“So where’s your dad, anyway?” The question was asked by a young child who was playing with my son on the trampoline. I was sitting about 10 feet away to keep an eye on things. The other boy was a couple of years older, and my personal childhood experience taught me that older boys were not always hesitant to exercise power by virtue of age and strength. I may not be able to always protect him from this, but I’m sure as hell not letting anything happen on my watch.
My son pointed to me and told the other boy, “right over there!” The little thug was unable to make the connection between the homely woman sitting on the deck and my son’s dad and soon the matter was dropped. Yes, I do realize this was probably a teachable moment, but I was caught off guard and found that words had left me. If the situation persisted, I would have outed myself, but it died within moments and I had the opportunity to ponder this sufficiently to create a new blog post.
As many of you may know, transitioning genders and being a parent to a young child at the same time can be just a little bit challenging. The hardest part is attempting to create an environment of stability and safety for the little ones to give them the best chance to learn, grow and reach their real potential. This can be difficult considering the crushing need for social conformity in child, tween, and teen culture. “But everyone has the new iPod Dingleberry, so I HAVE to have one! They are only $999.95!” The problem is that you can’t just go and get a new dad by maxing out your credit card.
The fortunate side of this is that old ‘Mama, Papa, and Baby’ expected dynamic has been significantly altered over the past few years. Thank goodness for that anyway.

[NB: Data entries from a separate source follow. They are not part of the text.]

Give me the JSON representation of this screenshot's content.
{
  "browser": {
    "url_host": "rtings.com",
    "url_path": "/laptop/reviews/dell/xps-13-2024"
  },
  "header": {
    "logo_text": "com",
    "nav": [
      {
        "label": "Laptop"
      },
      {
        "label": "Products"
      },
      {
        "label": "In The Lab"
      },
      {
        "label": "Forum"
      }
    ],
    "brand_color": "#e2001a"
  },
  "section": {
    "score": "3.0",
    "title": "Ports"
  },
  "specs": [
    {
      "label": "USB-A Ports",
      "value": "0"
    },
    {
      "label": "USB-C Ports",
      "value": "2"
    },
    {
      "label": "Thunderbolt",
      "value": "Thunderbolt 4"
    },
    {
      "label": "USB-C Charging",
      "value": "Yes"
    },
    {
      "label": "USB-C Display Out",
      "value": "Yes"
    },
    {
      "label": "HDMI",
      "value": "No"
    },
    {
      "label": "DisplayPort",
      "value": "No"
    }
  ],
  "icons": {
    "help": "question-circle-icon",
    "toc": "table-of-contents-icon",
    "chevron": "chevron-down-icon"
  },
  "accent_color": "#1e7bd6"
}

Even mainstream TV is now reflecting “The New Normal” (why, just why could that show not have been better?), and there is no longer an assumption that someone has differently gendered parents. Ten years ago, those little family stickers people now put on their cars to let strangers know how many people they can expect to take out at one time with a good ‘Dukes of Hazard’ maneuver, would have been preset parents with optional kids and pets. Now you can get them individually and mix and match males and females to create the set you want. The best version I saw depicted a child without a head. “What a peaceful household that must be.” I thought.
At the same time, “The New Normal” in no way means even slightly common. While gay couple families often know many others of their kind, to their straight friends, they are labeled distinctively. “Knuckles and Barney will be there, you know, our gay friends, so I’m sure they will bring a fabulous appetizer.” When you go across the tracks to Trans Town, chances are you are the only one straight and cis people know, including friends of friends, and one or two degrees of separation beyond that. As of right now, and arguably into the foreseeable future, our status as “normal” is really more like “acknowledged outlier” that is sporadically considered acceptable. The vast majority of American families can still buy the old timey rear window stickers with thoughtless abandon, head or no head.

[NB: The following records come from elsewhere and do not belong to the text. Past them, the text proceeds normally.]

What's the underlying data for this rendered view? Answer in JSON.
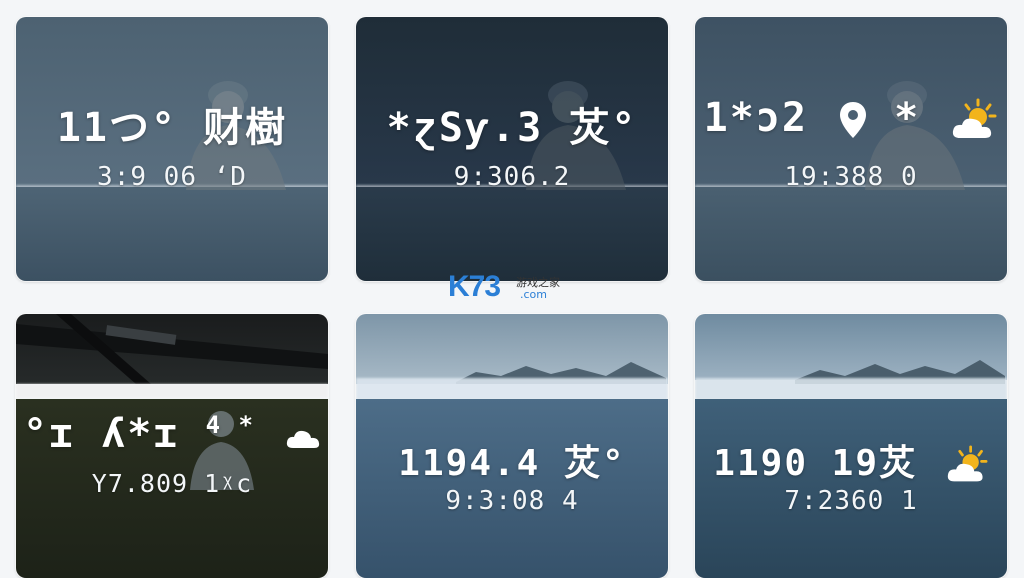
{
  "cards": [
    {
      "primary": "11つ° 财樹",
      "secondary": "3:9 06 ‘D"
    },
    {
      "primary": "*ɀSƴ.3 炗°",
      "secondary": "9:306.2"
    },
    {
      "primary": "1*ɔ2",
      "primary_suffix": "*",
      "secondary": "19:388 0",
      "icons": [
        "location-pin-icon",
        "partly-sunny-icon"
      ]
    },
    {
      "primary": "°ɪ ʎ*ɪ",
      "primary_suffix": "4 *",
      "secondary": "Y7.809 1ᵡc",
      "icons": [
        "partly-cloudy-icon"
      ]
    },
    {
      "primary": "1194.4 炗°",
      "secondary": "9:3:08 4"
    },
    {
      "primary": "1190 19炗",
      "secondary": "7:2360 1",
      "icons": [
        "partly-sunny-icon"
      ]
    }
  ],
  "watermark": {
    "logo": "K73",
    "cn": "游戏之家",
    "domain": ".com"
  },
  "colors": {
    "text": "#ffffff",
    "sun": "#f2b41c",
    "cloud": "#ffffff",
    "brand": "#2b7fd6"
  }
}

To bring this around full circle, in the near future I’m faced with attending a ‘Donuts for Dads’ thingie at my son’s school next month. At ‘Muffins for Moms’, it was explained (I think with the idea that the information would be trickled back to me) that in spite of the very clear naming convention, these events were for any beloved caregiver of the child. Even so, I’m pretty sure I’m going to be the only one there in a skirt. This doesn’t bother me because experience tells me that the dads are more afraid of me than I am of them. Really, it’s about my son and his comfort.
Sufficed to say, we are working this because the issue isn’t going to go away on its own. Believe me, if I thought this was possible, I would employ my usual tactic of doing nothing and hoping the universe manages to tidy up the mess once it is realized that I’m not getting off my fat ass anytime soon. At present, my son’s feeling is that he is excited to have me come, but is nervous that the other kids are going to think he has two moms, which I’m fairly certain is already the case. Is it too much to ask that some lesbian couples move into the school district? This isn’t Mississippi you know.

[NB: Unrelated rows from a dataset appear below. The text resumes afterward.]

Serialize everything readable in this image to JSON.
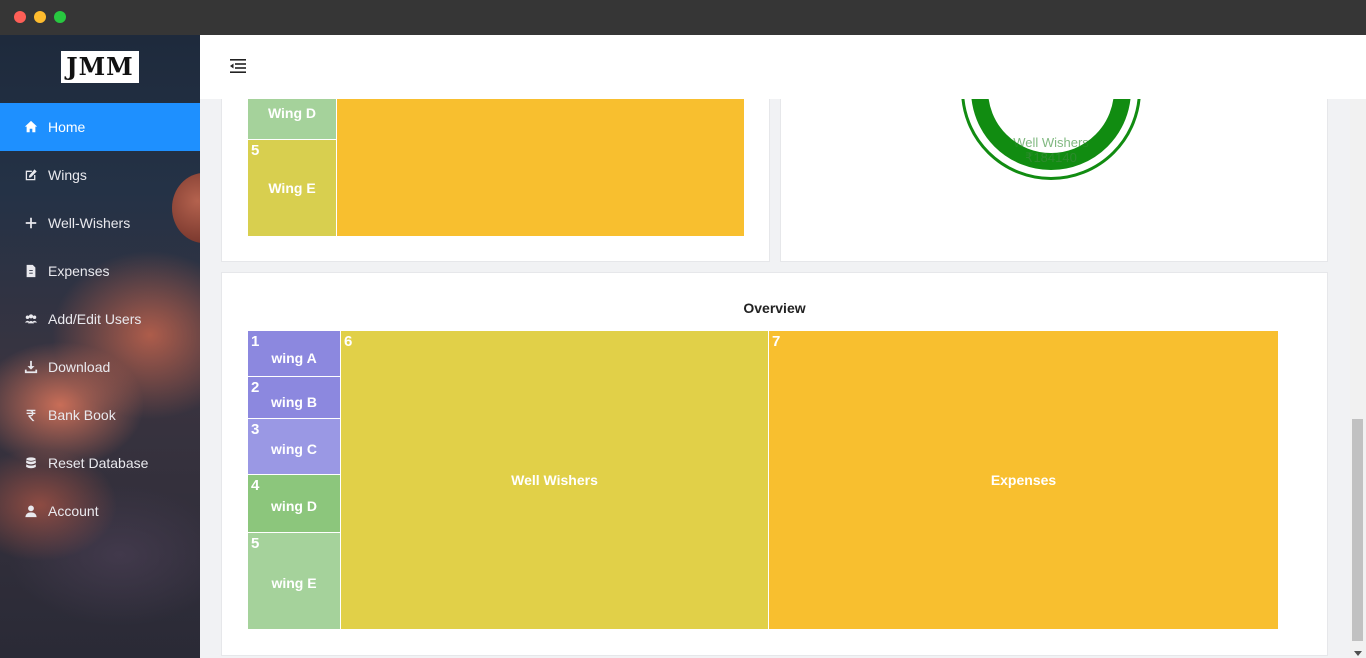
{
  "window": {
    "controls": [
      "close",
      "minimize",
      "maximize"
    ]
  },
  "sidebar": {
    "logo_text": "JMM",
    "items": [
      {
        "label": "Home",
        "icon": "home-icon",
        "active": true
      },
      {
        "label": "Wings",
        "icon": "edit-icon",
        "active": false
      },
      {
        "label": "Well-Wishers",
        "icon": "plus-icon",
        "active": false
      },
      {
        "label": "Expenses",
        "icon": "file-icon",
        "active": false
      },
      {
        "label": "Add/Edit Users",
        "icon": "users-icon",
        "active": false
      },
      {
        "label": "Download",
        "icon": "download-icon",
        "active": false
      },
      {
        "label": "Bank Book",
        "icon": "rupee-icon",
        "active": false
      },
      {
        "label": "Reset Database",
        "icon": "database-icon",
        "active": false
      },
      {
        "label": "Account",
        "icon": "user-icon",
        "active": false
      }
    ]
  },
  "header": {
    "menu_icon": "menu-collapse-icon"
  },
  "top_left_treemap": {
    "cells": [
      {
        "num": "",
        "label": "Wing D",
        "color": "#a5d29b"
      },
      {
        "num": "5",
        "label": "Wing E",
        "color": "#d8cf4f"
      },
      {
        "num": "",
        "label": "",
        "color": "#f8bf2f"
      }
    ]
  },
  "donut": {
    "partial_label": "Well Wishers",
    "value": "₹184140",
    "color": "#118c11"
  },
  "overview": {
    "title": "Overview",
    "cells": [
      {
        "num": "1",
        "label": "wing A",
        "color": "#8c88df"
      },
      {
        "num": "2",
        "label": "wing B",
        "color": "#8c88df"
      },
      {
        "num": "3",
        "label": "wing C",
        "color": "#9a98e4"
      },
      {
        "num": "4",
        "label": "wing D",
        "color": "#8cc67c"
      },
      {
        "num": "5",
        "label": "wing E",
        "color": "#a5d29b"
      },
      {
        "num": "6",
        "label": "Well Wishers",
        "color": "#e1d048"
      },
      {
        "num": "7",
        "label": "Expenses",
        "color": "#f8bf2f"
      }
    ]
  }
}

We will navigate our way though this and the next 150 instances. At the end of the day though, I’m sure he wants to be like the rest of the kids around him. In this, he simply won’t be, but then again, no one else fits the norm in every category either. The best I can do is to help him find comfort in his existence by demonstrating pride and resilience in the truth of our existence, no matter how off center from the never trodden path of absolute normalcy. As we sit there with all the kids and their dads, at least there will be donuts, and we will focus on those and not the hole.